Second Step

The second step in the process is to decide the type of budget that should be prepared. The choice is between a performance budget and a composite/ cost account budget.

  • Performance budget accounts for money according to a completed product. For example, the complete costs (and possible revenues) involved in installing electricity system for wells would be priced. While this is relatively easy as far as material inputs are concerned it is more difficult for labour and staff. They may also be working on other projects at the same time in which case it is necessary to apportion their time and thus cost. This requires that the staff maintain time sheets.
  • Cost account or composite budget: The composite budget is made up of all revenues minus the expenses incurred. It is necessary to differentiate between expenses and costs: expenses are incurred the moment something has to be paid for and is usually combined with the flow of money (cash as well as cheque, bank drafts). Costs include the measure of what has to be given up in order to achieve something.
  • Two concepts of cost can be distinguished:
  1. Opportunity cost: In economics, it is considered appropriate to define costs in terms of values of the alternatives or other opportunities that have to be foregone in order to achieve a particular thing.
  2. Outlays: An accountant would define the cost of something as the total money expenditure or outlays necessary to achieve it.

Costs can be further distinguished between:

  1. Private costs: measures the opportunity cost to the firm of the resources that it uses. This opportunity cost is based on the alternatives that are available to the firm. If a firm uses a resource for which it has absolutely no alternative use, the private cost is zero.
  2. Social costs: measure the cost to the whole society of the resources that a firm uses. This opportunity cost is based on the alternatives that are available to the whole society. If an entrepreneur uses a resource for which the society had alternative uses then the social cost of these resources is not zero, it is rather the value of the resource in its best alternative use.

Third Step

The third step in the process is to formulate the budget for the project.


Fourth Step

The fourth step involves bridging the gap between the planned costs and the available resources. The following approaches could be useful when trying to bridge the gap whereby each will require a complete review of the original plan in order to determine whether the objectives are still feasible after the cost cutting measure:

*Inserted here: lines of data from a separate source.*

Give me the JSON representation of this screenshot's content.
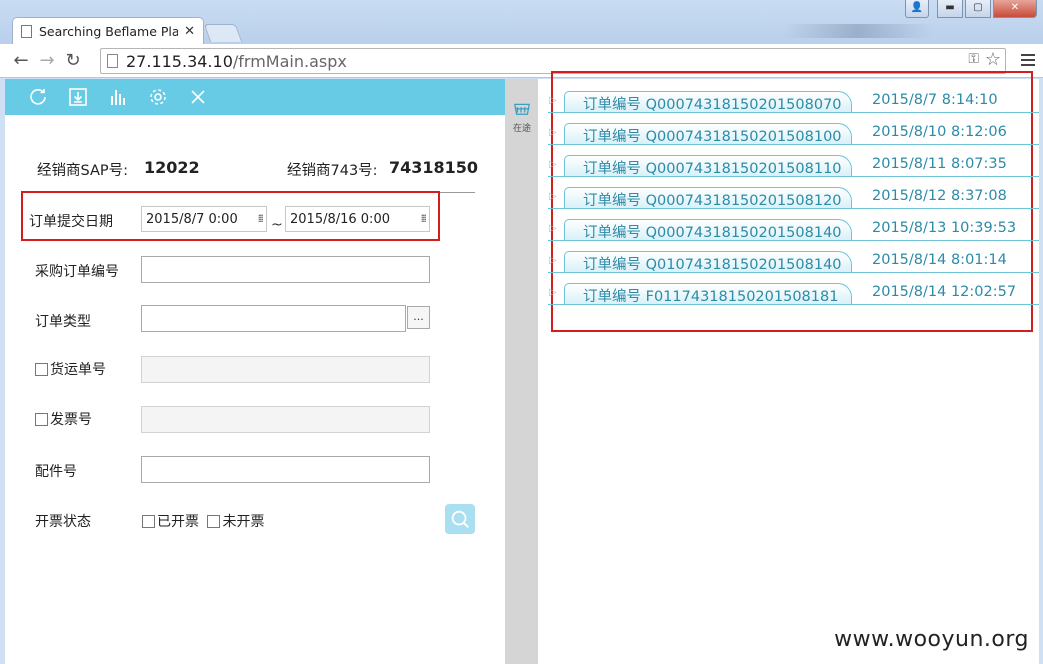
{
  "browser": {
    "tab_title": "Searching Beflame Platf",
    "url_host": "27.115.34.10",
    "url_path": "/frmMain.aspx"
  },
  "toolbar": {
    "icons": [
      "refresh-icon",
      "download-icon",
      "chart-icon",
      "settings-icon",
      "close-icon"
    ]
  },
  "info": {
    "sap_label": "经销商SAP号:",
    "sap_value": "12022",
    "dealer_label": "经销商743号:",
    "dealer_value": "74318150"
  },
  "form": {
    "submit_date_label": "订单提交日期",
    "date_from": "2015/8/7 0:00",
    "date_sep": "~",
    "date_to": "2015/8/16 0:00",
    "po_label": "采购订单编号",
    "po_value": "",
    "order_type_label": "订单类型",
    "order_type_value": "",
    "ellipsis": "...",
    "shipping_label": "货运单号",
    "shipping_value": "",
    "invoice_label": "发票号",
    "invoice_value": "",
    "part_label": "配件号",
    "part_value": "",
    "invoice_status_label": "开票状态",
    "invoiced_label": "已开票",
    "not_invoiced_label": "未开票"
  },
  "side": {
    "label": "在途"
  },
  "orders": [
    {
      "label": "订单编号 Q00074318150201508070",
      "date": "2015/8/7 8:14:10"
    },
    {
      "label": "订单编号 Q00074318150201508100",
      "date": "2015/8/10 8:12:06"
    },
    {
      "label": "订单编号 Q00074318150201508110",
      "date": "2015/8/11 8:07:35"
    },
    {
      "label": "订单编号 Q00074318150201508120",
      "date": "2015/8/12 8:37:08"
    },
    {
      "label": "订单编号 Q00074318150201508140",
      "date": "2015/8/13 10:39:53"
    },
    {
      "label": "订单编号 Q01074318150201508140",
      "date": "2015/8/14 8:01:14"
    },
    {
      "label": "订单编号 F01174318150201508181",
      "date": "2015/8/14 12:02:57"
    }
  ],
  "watermark": "www.wooyun.org",
  "colors": {
    "toolbar_bg": "#67cbe5",
    "order_text": "#2c8ba8",
    "highlight_box": "#d21e1e"
  }
}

  • Linear cut in the expenses (i.e. 10% across-the-board cut in the proposed expenditure);
  • Removal of particular sections or blocks of activities from the plan (i.e. deleting cost intensive activities);
  • Postponement of the implementation of activities (i.e. temporarily removing activities which can be funded at a later stage;
  • Searching for possible cost reductions within the plan (i.e. more labour intensive, self-help activities rather than capital, machine intensive ones);
  • Mobilisation of other public or private funds to finance the activities;
  • Review of possible alternative financial sources.